Whatever led Mr. Burrows to wax philosophically in this manner may have had something to do with an exchange in one of the various groups that have proliferated on Facebook that provide a forum for comments from participants on the various issues. Probably the “best” of these groups, as far as fairness is concerned in providing participants with opposing viewpoints to state their case, is BAHAMA VOICE.
Meanwhile, on the bottom rung of the “fairness ladder” is the NO SPIN ZONE, a hate-filled group controlled by die-hard supporters of the Free National Movement (FNM), including Peter T. Carey and Doc Margo Seymour, a sister of former Minister of State for Finance Zhivargo Laing, who apparently is still shell-shocked that her brother and the FNM were soundly defeated in the May 7 general election. To members of this group, any criticism of their god, PAPA Hubert Ingraham, is a declaration of war and they are not adverse to using the most scurrilous concoction of lies and libelous statements as their weapons of mass destruction against their presumed enemies.
I don’t know whether it was something said in the NO SPIN ZONE that elicited the remarks posted earlier by Andrew J. Burrows, but this was the first thing that crossed my mind, knowing how vexing comments from members of the FNM Hate Brigade in the NO SPIN ZONE can be to persons who have not yet learned, as I have, to disregard what they say as the ranting of political goons who still have not yet recovered from the beating that the FNM received in the May 7 general election.
Nonetheless, I thought that I should expand slightly on some comments that I wrote in response to Andrew J. Burrows’ remarks. As I noted in that response, the problems that beset this country can be summed up in two words: political polarization. Every single Bahamian has strong political leanings one way or the other, and until we as a people realize that politics is a tool used by some unscrupulous power-hungry people who engage in it as a profession to keep us divided, we will never reach that utopian goal of “One Bahamas” perpetually espoused by one of my favourite politicians, Algernon Allen, the co-chair of Urban Renewal 2.0.
Indeed, the criticism that surfaced when Mr. Allen, a former Minister in the FNM government, accepted the invitation from Prime Minister Perry Christie, leader of the PLP, to co-chair Urban Renewal 2.0, is clear evidence of how politically myopic and partisan some Bahamians can be. Here is a remarkable program aimed at helping to address some of the more deeply entrenched problems in our communities and there are those whose simple minds could not appreciate the altruism that was the foundation of the decision made by Mr. Allen to “cross political lines,” so to speak, and do something in the best interest of all Bahamians. It is my hope that more Bahamians would use this approach in working towards bridging the political divide, with the ultimate goal of achieving Mr. Allen’s dream of “One Bahamas.”
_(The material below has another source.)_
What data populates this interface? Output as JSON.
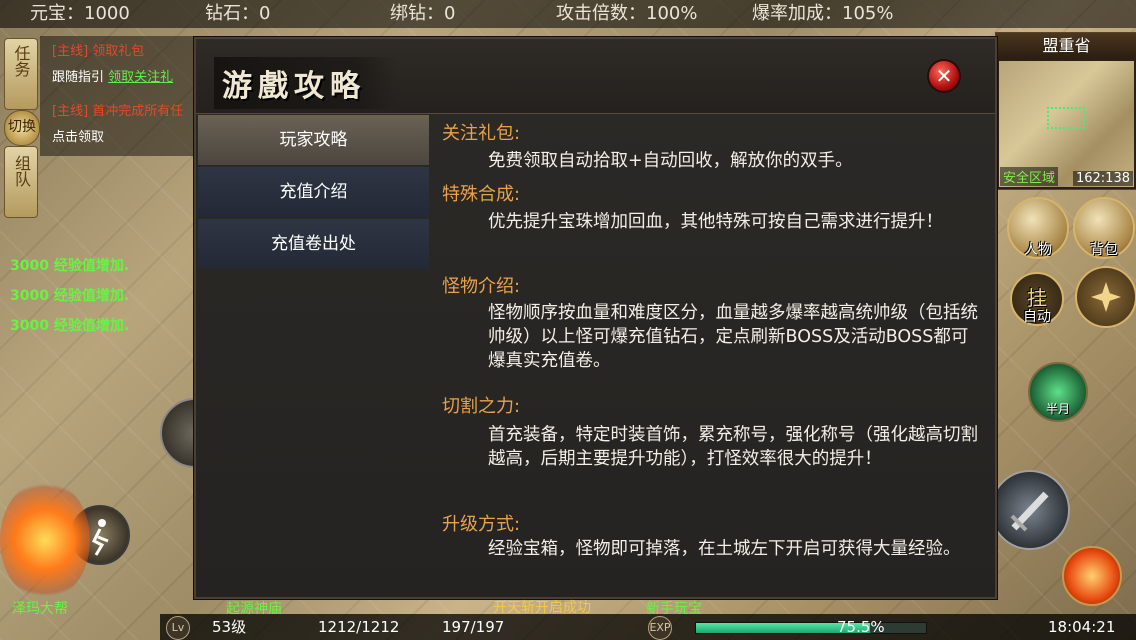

Leading up to the 40th anniversary of our attainment of independence, it is important that white Bahamians, in particular, realize that this elusive dream can only be achieved if they discard the notion that Independence Day is mainly a holiday for black Bahamians and become full and enthusiastic participants in the celebrations. By the same token, black Bahamians must put the final nail in the coffin that contains the past “sins” of the racist UBP party that was defeated by the PLP in the 1967 general election and extend an “olive branch” to our “white brothers and sisters” to follow the example being set by Sir Durward Knowles, a white Bahamian, who originated the “One Bahamas” theme along with Mr. Allen.
Very much to the credit of the present PLP government, very strong examples of the kind of results this sort of outreach could accomplish are reflected in the major role that PLP Member of Parliament for Elizabeth Ryan Pinder, Minister of Financial Services, a white Bahamian, is playing in the new PLP government and the PLP candidacy in the last election of Clay Sweeting, another white Bahamian, for the North Eleuthera constituency, which includes Spanish Wells, where reports suggest that prior to 1967 a black Bahamian could not stay overnight.
We need more examples like this, in terms of bridging the racial divide, leading up to the 40th anniversary of The Bahamas’ independence, and I suspect that this was the objective that Prime Minister Perry Christie had in mind when he named businessman Charles Carter, an iconic Bahamian broadcasting personality, and Nicholette Bethel, who has well established roots in the cultural affairs of this country, to co-chair the committee organizing plans for the 40th anniversary of the Bahamas’ independence celebrations.